The tool enables marketers using Facebook’s self-service ad creation tools—which typically appeal to smaller advertisers—to create code that, when added to any page on their web sites, can measure conversions. Those web pages can include checkout, registration or donation pages.
When one of those pages loads after a consumer has clicked on the ad, the code snippet alerts Facebook. The conversion is then tallied in the social network’s ads manager dashboard. All the shared information remains anonymous, Facebook says.
Marketers can then use that information to better target ads if they use Facebook’s automated ad placement tool, the social network says. The ad placement tool lets an advertiser prioritize his marketing goals, such as driving Likes of his page. The tool automatically delivers ads against those goals in what Facebook says is the most effective way possible by leveraging the social network’s various ad formats. “This allows advertisers to maximize the value they get from their budgets,” says Facebook.
Fab, No. 449 in the Internet Retailer Top 500 Guide, found that using Facebook’s new tracking tool in concert with the social network’s automated ad placement instrument helped it reduce its cost per new customer acquisition by 39%. Facebook defines a conversion as a consumer completing the ad’s desired action, such as signing up for a Fab.com account.
The new tool represents the latest move by the social network to get friendlier with e-retailers. Since the social network’s April hiring of eBay Inc. executive Nicolas Franchet to head up its e-commerce global vertical marketing team, Facebook has introduced a slew of new advertising units, measurement tools and Facebook Gifts, which enables U.S. shoppers to buy presents for friends on Facebook. The social network also has tested Collections, which offers a new way for retailers to present their products to Facebook users.
In related news, the social network last week added a number of new retailers to Gifts, while also rolling out the feature to more consumers. The program builds on Facebook’s longstanding practice of highlighting consumers’ friends’ birthdays, anniversaries and other notable personal dates in the top-right corner of the home page under the heading “Birthdays and life events.” Under a note that tells a consumer that his friend “John Smith is 31 today” he sees a message that says “Give him a gift.” Consumers also see a “Give him a gift” message when they view the pages of their friends who are having a birthday.

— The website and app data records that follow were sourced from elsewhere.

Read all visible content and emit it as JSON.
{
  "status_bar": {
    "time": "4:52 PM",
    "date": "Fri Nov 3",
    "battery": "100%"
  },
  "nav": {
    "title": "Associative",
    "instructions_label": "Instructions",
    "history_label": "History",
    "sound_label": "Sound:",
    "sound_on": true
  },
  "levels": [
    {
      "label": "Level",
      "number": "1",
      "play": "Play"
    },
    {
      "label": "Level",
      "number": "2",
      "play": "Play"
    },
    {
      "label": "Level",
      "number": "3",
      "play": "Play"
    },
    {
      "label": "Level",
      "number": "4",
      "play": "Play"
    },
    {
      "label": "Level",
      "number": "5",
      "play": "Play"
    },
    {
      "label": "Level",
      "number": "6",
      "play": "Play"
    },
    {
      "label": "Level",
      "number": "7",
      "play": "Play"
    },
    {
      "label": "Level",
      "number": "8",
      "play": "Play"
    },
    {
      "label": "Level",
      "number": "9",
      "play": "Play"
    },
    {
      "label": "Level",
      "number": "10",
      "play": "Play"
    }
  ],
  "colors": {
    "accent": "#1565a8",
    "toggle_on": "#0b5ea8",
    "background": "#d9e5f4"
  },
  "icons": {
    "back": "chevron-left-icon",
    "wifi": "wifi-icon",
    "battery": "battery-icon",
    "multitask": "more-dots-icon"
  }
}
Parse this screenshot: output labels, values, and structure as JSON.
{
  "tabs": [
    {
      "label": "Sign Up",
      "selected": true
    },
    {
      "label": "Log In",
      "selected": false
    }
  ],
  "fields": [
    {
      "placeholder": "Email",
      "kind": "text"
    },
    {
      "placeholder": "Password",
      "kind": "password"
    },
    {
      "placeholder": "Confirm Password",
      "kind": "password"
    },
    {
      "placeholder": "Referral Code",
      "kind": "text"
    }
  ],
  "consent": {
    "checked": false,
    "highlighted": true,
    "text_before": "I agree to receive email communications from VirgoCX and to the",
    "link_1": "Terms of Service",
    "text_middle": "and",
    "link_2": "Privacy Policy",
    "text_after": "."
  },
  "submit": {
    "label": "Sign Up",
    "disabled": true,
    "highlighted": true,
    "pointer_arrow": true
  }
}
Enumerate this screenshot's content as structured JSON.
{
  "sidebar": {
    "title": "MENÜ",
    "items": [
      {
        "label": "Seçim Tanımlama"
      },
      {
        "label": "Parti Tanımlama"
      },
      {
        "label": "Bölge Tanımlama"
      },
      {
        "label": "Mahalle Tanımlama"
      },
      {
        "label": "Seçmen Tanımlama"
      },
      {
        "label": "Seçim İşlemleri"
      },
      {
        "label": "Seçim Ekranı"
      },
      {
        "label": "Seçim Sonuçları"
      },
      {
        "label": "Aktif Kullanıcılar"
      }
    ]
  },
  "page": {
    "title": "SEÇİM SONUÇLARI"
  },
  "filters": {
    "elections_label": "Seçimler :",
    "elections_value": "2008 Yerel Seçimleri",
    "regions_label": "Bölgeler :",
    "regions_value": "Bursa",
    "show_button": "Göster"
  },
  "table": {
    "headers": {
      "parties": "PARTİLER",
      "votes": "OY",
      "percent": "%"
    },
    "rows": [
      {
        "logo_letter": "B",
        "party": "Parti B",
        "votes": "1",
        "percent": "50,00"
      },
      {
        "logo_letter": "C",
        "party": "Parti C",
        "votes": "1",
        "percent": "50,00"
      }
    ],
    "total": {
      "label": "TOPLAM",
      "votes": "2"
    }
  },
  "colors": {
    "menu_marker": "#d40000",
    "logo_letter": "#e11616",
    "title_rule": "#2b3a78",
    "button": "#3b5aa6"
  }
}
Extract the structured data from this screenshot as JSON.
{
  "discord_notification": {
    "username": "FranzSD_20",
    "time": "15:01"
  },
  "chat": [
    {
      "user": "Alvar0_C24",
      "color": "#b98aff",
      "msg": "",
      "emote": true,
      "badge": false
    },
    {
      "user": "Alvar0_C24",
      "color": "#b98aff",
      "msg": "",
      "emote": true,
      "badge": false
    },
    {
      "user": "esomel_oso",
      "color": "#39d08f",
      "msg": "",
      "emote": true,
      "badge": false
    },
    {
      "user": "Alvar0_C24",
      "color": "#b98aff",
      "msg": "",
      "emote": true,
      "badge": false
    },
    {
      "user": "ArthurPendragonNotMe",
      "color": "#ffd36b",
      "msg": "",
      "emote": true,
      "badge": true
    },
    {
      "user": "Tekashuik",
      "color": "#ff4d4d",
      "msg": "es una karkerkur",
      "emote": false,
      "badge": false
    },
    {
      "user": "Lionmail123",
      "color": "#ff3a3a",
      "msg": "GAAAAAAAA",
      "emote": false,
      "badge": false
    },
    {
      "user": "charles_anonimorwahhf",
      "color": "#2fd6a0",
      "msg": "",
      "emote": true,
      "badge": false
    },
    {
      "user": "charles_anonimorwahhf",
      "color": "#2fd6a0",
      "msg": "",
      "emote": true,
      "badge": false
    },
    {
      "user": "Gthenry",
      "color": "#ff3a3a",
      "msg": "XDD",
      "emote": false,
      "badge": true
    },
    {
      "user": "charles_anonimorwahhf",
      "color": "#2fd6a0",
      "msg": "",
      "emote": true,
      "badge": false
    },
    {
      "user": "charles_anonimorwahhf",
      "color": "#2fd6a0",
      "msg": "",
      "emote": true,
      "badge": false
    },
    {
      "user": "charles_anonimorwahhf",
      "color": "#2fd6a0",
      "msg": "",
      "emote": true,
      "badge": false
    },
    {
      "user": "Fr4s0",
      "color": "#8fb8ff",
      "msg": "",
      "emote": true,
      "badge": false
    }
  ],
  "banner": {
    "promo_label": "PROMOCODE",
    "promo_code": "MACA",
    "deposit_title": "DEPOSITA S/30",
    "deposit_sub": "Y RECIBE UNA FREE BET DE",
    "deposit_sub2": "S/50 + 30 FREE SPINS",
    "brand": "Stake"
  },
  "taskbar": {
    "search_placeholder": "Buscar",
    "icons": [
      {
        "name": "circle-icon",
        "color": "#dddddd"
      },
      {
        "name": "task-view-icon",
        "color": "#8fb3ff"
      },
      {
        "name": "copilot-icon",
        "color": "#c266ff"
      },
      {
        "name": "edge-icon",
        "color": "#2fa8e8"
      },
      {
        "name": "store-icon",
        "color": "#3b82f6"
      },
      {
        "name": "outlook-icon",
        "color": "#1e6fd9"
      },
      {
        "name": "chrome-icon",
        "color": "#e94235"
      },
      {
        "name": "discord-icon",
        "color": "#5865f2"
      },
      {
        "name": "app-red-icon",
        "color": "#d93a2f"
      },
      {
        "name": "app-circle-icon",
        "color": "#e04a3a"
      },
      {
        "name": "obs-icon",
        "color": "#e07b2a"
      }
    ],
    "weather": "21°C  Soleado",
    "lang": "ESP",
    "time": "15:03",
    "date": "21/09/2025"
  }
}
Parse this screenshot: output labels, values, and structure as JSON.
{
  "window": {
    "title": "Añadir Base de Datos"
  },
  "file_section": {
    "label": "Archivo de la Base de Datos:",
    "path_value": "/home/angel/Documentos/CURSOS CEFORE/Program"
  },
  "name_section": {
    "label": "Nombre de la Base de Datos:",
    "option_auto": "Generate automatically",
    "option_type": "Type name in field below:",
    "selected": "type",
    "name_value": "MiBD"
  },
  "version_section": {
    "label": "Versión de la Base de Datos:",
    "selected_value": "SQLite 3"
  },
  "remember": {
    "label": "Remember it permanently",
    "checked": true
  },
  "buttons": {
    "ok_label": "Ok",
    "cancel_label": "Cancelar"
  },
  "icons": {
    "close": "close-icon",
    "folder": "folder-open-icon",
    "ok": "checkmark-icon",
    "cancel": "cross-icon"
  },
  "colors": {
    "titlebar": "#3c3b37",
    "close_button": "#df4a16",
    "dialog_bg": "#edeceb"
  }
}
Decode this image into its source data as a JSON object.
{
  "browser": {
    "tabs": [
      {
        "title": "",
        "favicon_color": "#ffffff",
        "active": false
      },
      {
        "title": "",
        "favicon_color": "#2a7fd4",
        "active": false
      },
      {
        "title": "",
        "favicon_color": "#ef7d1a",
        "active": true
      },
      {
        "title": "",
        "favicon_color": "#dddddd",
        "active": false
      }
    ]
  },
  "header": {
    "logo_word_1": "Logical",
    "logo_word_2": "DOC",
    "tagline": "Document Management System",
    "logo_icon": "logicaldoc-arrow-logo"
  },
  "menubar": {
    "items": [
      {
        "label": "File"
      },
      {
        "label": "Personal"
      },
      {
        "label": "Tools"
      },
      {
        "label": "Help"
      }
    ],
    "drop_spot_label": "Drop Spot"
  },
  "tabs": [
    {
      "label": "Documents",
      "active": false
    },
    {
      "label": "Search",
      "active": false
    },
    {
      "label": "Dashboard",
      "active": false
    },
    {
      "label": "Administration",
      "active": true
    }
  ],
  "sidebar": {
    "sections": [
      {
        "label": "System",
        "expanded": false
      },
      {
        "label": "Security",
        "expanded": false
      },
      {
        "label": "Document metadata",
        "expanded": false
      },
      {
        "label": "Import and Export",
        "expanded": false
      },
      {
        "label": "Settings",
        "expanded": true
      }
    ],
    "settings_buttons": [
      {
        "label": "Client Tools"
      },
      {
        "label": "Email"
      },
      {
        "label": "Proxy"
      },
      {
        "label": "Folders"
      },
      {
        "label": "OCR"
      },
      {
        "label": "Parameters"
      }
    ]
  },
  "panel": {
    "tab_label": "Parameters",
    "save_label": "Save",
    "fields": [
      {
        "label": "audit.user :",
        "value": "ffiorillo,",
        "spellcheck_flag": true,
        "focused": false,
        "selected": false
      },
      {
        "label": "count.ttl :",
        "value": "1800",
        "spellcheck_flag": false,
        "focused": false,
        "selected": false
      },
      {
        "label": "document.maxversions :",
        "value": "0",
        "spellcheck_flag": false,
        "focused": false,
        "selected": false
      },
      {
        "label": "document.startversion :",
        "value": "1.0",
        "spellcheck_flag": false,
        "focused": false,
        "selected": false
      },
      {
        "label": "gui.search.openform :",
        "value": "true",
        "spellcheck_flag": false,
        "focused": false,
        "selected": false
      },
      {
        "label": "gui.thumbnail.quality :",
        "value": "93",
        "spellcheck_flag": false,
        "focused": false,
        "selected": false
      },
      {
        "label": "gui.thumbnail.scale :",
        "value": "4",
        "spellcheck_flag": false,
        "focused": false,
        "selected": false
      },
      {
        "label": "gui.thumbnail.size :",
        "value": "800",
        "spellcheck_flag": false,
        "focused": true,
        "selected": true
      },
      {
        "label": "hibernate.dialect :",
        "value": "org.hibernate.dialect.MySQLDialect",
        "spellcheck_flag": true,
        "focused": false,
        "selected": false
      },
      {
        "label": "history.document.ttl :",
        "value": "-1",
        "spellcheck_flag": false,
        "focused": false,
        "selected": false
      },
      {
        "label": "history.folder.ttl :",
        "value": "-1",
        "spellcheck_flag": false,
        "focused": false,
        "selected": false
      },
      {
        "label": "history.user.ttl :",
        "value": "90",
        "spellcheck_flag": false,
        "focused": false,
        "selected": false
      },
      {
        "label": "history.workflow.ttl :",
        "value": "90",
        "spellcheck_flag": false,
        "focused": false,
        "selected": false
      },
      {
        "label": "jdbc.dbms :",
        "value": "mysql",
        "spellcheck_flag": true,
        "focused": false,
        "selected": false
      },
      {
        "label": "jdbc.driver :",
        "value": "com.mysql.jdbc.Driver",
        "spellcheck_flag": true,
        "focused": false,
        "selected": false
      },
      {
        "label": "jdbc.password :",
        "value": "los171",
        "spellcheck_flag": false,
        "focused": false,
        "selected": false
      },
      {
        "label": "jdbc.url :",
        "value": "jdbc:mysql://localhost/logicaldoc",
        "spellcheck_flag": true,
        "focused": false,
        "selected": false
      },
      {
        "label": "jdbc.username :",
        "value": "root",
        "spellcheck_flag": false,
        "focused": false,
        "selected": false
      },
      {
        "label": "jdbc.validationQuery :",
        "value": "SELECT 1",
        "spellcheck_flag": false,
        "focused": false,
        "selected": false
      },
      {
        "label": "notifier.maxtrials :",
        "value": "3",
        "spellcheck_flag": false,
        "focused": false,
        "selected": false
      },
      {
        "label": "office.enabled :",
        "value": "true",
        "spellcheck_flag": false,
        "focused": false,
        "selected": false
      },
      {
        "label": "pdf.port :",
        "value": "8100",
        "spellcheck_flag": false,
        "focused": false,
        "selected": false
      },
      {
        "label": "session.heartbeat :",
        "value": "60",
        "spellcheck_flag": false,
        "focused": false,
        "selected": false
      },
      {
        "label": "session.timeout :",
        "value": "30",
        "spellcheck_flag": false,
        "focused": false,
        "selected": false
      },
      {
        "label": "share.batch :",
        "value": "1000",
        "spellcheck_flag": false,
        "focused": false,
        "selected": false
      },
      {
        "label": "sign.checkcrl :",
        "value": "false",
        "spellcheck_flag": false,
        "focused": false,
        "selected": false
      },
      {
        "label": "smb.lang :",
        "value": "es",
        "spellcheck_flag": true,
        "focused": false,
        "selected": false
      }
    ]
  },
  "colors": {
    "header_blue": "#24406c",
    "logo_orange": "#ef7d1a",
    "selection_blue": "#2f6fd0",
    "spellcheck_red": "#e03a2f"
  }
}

When a consumer clicks on that link he can select a product to buy for the friend. Consumers can either select the exact style or product, or opt to let the friend choose. He can then write the friend and note and share the gift—either publicly on his friend’s wall or via a private Facebook message. The consumer giving the gift can either pay immediately or when the gift is shipped.
When a shopper receives a gift, it appears on the page as an image of a wrapped gift. When clicked, the gift unwraps and he can select the color, style or other options, as well as enter his shipping address. If he doesn’t like the item, he can swap it for a different item available in Gifts, without his friend knowing.
Digital products, such as gift cards, are sent immediately. Physical products are packed in a Facebook bag and sent by the manufacturer to the recipient within a few days, says Facebook.
Among the new retailers in Facebook’s Gifts program are Gap Inc. Direct, No. 22 in the Top 500 Guide, Fab, and Brookstone Inc., No. 180. The social network also began enabling shoppers to give subscriptions to online video service Hulu Plus, as well as streaming music services such as Pandora and Rdio.